==== WORKING DATA

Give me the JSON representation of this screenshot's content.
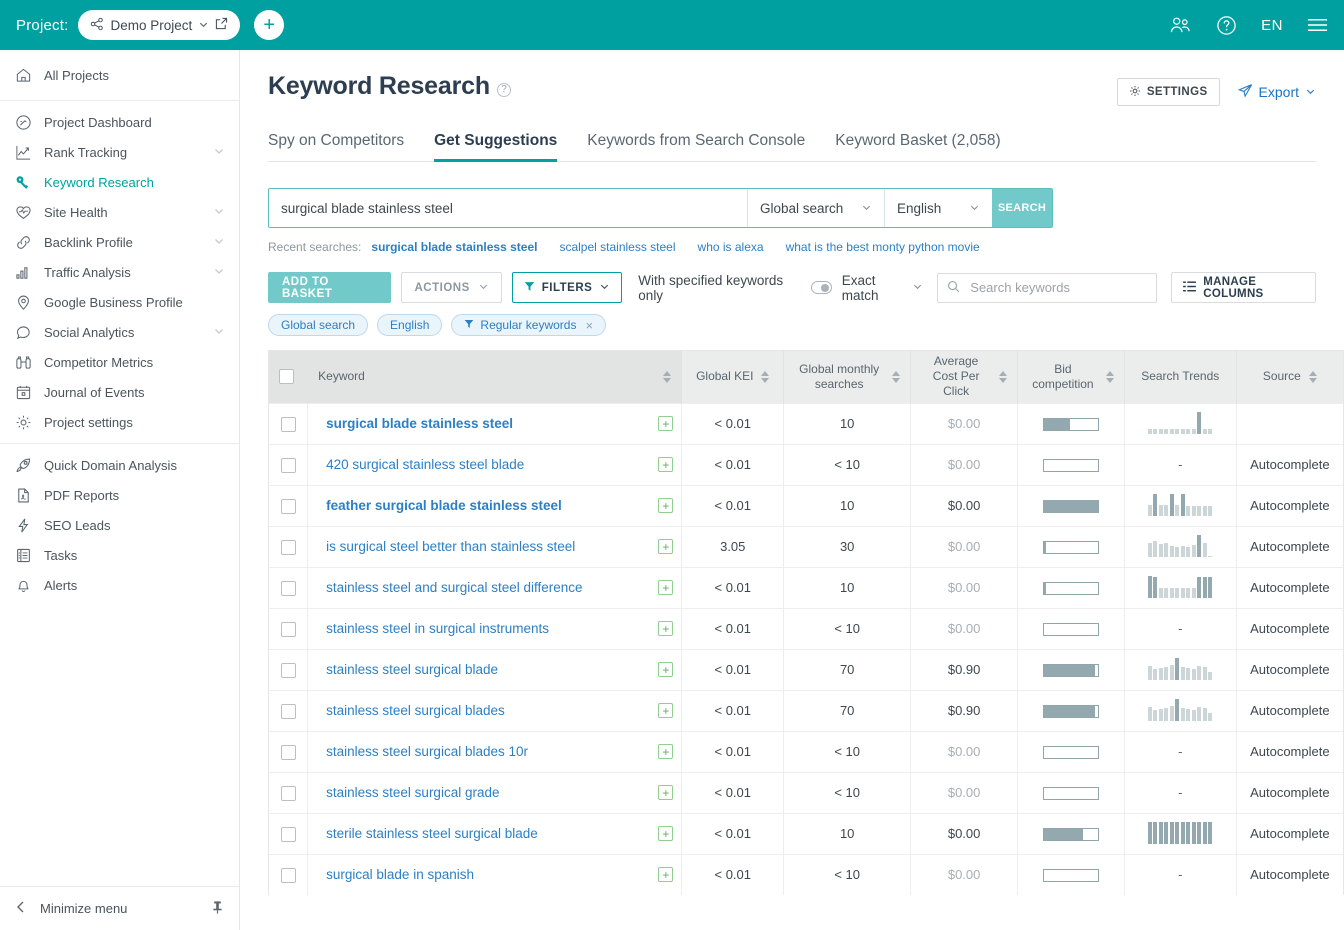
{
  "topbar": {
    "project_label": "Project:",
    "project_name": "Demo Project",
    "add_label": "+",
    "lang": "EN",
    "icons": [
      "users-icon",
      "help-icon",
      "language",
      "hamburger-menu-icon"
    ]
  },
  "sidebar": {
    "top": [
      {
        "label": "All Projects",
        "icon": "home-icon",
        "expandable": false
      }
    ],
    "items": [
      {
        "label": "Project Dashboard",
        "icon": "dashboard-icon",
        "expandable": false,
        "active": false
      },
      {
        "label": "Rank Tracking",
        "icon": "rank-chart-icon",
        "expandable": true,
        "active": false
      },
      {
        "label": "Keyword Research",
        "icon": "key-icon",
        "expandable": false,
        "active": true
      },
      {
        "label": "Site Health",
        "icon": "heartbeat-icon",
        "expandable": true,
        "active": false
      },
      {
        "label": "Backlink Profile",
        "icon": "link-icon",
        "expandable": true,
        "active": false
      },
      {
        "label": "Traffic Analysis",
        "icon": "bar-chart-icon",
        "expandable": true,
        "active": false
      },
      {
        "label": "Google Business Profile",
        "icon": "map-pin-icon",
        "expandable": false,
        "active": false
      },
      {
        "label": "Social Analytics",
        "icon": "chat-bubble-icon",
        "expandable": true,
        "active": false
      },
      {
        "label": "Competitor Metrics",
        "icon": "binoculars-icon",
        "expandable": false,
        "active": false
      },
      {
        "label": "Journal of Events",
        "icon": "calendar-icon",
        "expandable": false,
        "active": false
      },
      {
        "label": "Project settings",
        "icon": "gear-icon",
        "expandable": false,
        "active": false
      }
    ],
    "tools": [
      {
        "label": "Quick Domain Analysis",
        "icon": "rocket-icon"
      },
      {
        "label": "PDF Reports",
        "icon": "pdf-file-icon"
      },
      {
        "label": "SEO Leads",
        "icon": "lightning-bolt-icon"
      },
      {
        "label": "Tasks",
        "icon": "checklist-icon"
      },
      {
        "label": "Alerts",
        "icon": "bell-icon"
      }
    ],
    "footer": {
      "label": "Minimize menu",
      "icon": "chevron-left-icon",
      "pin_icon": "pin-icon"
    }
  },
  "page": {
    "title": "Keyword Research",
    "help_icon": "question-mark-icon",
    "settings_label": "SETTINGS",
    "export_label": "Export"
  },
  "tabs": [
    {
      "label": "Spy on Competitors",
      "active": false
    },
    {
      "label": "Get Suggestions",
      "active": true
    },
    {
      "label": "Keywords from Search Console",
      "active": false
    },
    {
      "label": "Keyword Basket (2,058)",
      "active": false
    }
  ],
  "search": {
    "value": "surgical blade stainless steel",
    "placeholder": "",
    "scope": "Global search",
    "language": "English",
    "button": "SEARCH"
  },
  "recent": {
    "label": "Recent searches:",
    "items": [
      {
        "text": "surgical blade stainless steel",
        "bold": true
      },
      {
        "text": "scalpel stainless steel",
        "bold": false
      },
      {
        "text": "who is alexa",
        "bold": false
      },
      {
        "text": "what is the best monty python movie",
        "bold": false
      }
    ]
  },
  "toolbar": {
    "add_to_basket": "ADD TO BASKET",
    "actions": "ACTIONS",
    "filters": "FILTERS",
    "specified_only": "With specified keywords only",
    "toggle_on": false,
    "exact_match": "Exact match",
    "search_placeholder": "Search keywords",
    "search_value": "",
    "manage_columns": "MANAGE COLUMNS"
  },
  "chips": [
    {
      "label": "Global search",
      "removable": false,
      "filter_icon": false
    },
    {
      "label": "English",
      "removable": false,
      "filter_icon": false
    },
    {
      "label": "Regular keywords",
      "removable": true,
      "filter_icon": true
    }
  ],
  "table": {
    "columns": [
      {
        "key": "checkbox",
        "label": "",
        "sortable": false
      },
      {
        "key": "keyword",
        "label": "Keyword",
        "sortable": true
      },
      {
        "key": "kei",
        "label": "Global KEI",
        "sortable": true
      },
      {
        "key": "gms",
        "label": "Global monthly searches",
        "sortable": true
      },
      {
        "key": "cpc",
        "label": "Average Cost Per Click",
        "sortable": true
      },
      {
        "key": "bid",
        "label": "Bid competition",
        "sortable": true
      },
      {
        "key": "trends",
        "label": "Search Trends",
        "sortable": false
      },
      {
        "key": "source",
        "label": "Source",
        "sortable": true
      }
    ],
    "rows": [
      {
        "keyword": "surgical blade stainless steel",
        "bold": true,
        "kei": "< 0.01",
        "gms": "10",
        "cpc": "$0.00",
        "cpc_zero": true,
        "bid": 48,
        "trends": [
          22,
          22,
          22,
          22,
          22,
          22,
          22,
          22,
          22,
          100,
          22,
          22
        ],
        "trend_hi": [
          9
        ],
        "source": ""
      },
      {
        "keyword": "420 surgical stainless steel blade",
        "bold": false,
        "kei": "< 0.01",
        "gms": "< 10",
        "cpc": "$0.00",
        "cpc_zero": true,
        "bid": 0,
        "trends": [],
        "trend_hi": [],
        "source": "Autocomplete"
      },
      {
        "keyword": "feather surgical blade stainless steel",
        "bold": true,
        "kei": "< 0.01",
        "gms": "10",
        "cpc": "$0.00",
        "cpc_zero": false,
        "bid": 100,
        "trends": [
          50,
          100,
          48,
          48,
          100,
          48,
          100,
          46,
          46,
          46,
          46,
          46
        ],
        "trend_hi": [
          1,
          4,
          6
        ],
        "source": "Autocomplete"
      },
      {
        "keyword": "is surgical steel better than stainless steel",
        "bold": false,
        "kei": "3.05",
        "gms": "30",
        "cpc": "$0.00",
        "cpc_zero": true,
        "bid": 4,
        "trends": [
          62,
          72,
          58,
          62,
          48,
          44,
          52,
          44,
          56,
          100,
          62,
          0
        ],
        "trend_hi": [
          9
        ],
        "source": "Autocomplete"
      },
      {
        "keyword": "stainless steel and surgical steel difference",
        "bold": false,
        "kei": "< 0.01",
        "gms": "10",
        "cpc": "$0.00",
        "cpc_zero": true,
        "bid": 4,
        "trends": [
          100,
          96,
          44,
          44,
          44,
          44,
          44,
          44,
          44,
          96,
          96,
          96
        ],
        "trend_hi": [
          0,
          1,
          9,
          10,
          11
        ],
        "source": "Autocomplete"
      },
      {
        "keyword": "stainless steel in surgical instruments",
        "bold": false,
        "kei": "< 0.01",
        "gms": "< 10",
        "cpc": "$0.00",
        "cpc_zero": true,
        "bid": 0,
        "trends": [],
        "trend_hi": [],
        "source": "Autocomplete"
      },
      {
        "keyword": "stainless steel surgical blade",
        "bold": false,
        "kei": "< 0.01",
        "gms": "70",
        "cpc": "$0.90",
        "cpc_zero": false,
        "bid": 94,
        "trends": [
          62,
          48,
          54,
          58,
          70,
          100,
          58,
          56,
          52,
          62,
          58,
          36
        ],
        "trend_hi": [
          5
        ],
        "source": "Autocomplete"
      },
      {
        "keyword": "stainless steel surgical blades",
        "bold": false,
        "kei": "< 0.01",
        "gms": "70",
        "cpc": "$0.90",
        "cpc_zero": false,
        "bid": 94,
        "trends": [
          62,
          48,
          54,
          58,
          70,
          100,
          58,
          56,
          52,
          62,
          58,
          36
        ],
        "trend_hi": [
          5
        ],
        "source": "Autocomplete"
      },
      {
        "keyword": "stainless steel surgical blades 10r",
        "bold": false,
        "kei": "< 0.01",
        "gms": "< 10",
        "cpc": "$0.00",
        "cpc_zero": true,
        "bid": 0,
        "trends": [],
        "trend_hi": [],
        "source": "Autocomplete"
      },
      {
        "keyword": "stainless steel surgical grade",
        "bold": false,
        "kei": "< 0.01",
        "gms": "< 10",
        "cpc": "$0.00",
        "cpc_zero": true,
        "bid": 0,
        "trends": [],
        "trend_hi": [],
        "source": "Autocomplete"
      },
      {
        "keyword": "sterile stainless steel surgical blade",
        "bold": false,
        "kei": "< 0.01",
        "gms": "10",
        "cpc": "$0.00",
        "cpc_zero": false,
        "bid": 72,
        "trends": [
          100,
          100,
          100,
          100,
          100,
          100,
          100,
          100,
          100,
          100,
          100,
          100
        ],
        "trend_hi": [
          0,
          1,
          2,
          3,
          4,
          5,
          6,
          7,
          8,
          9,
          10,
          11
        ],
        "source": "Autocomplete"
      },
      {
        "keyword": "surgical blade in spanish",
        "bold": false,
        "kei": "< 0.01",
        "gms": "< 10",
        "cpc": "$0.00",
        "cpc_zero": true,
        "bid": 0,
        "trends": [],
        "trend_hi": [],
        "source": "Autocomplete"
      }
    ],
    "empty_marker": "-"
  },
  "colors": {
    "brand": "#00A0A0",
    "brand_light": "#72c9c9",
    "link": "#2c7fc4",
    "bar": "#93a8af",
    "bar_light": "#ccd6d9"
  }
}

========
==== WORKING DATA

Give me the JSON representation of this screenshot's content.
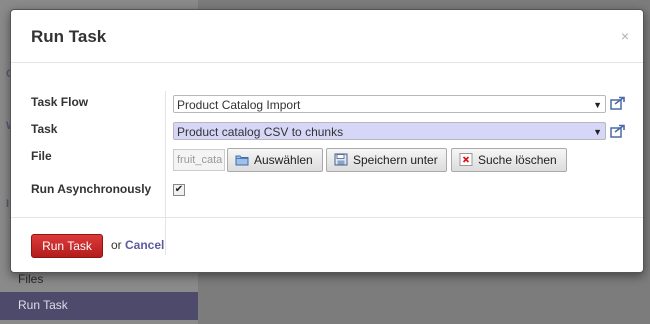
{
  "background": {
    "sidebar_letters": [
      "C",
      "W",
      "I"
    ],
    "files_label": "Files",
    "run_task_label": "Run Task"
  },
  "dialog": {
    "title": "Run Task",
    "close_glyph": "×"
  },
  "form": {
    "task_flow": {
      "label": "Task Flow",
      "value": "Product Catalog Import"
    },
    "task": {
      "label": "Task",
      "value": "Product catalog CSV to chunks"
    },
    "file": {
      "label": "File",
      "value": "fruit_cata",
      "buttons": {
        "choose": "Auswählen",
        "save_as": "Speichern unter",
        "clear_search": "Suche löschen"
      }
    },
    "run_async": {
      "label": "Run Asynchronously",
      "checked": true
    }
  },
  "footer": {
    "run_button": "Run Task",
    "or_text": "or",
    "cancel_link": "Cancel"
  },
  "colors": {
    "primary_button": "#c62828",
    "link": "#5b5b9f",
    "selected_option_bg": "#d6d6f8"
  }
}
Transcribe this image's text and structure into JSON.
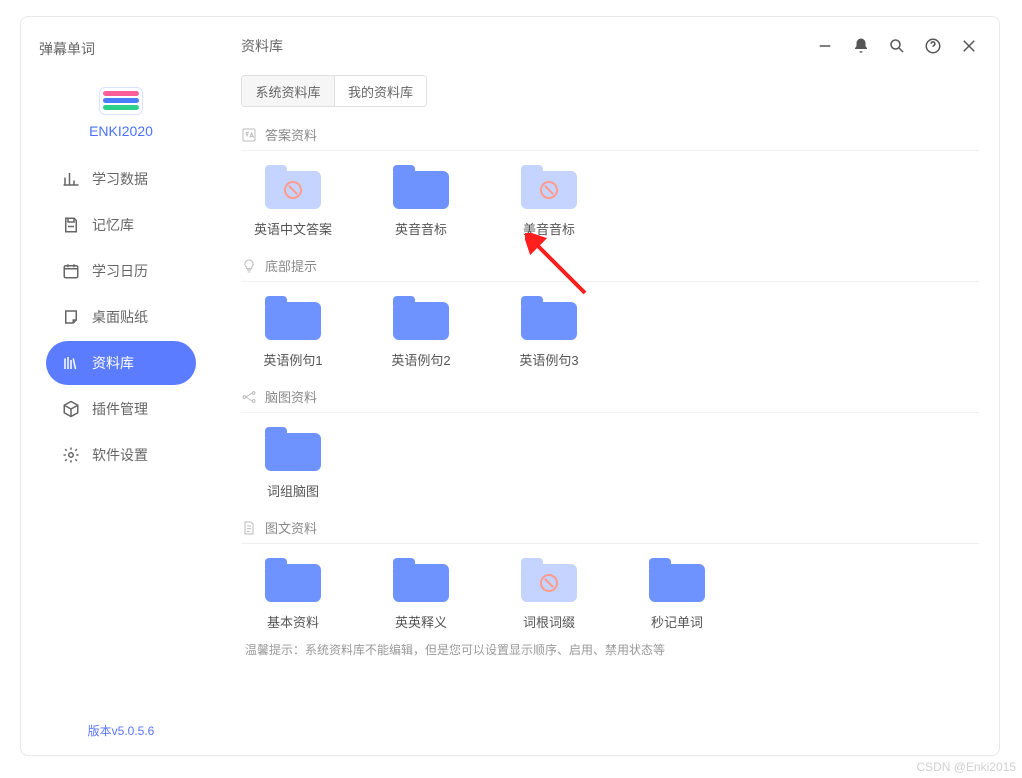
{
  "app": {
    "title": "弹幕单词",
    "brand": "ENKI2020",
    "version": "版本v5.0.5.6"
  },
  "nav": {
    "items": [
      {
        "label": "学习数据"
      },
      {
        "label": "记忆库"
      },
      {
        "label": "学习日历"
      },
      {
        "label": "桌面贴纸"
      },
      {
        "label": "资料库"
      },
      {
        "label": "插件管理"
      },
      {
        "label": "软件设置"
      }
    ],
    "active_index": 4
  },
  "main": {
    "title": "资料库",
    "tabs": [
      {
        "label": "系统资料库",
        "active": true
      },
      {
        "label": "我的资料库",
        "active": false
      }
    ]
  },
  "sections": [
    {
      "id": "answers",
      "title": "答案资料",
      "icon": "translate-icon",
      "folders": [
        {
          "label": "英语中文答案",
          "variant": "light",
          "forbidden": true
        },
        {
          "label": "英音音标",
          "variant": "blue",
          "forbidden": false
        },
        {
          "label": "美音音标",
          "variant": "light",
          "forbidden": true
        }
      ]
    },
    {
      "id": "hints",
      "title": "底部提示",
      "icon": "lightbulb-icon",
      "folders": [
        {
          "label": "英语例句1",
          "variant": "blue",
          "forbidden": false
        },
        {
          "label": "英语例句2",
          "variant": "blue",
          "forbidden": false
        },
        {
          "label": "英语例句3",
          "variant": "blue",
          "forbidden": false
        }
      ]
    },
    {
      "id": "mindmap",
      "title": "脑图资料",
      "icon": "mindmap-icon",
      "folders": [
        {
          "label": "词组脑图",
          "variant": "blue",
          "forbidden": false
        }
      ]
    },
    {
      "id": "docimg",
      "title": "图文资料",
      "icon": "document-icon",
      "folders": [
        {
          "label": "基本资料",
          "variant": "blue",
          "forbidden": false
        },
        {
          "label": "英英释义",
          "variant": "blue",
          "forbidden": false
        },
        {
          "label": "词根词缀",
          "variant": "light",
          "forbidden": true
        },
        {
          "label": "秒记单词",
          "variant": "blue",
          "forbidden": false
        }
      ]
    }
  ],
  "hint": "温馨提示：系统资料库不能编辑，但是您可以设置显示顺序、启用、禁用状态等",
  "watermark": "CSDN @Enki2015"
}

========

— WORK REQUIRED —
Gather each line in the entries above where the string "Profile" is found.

— TASK RESULT —
        "label": "Backlink Profile",
        "label": "Google Business Profile",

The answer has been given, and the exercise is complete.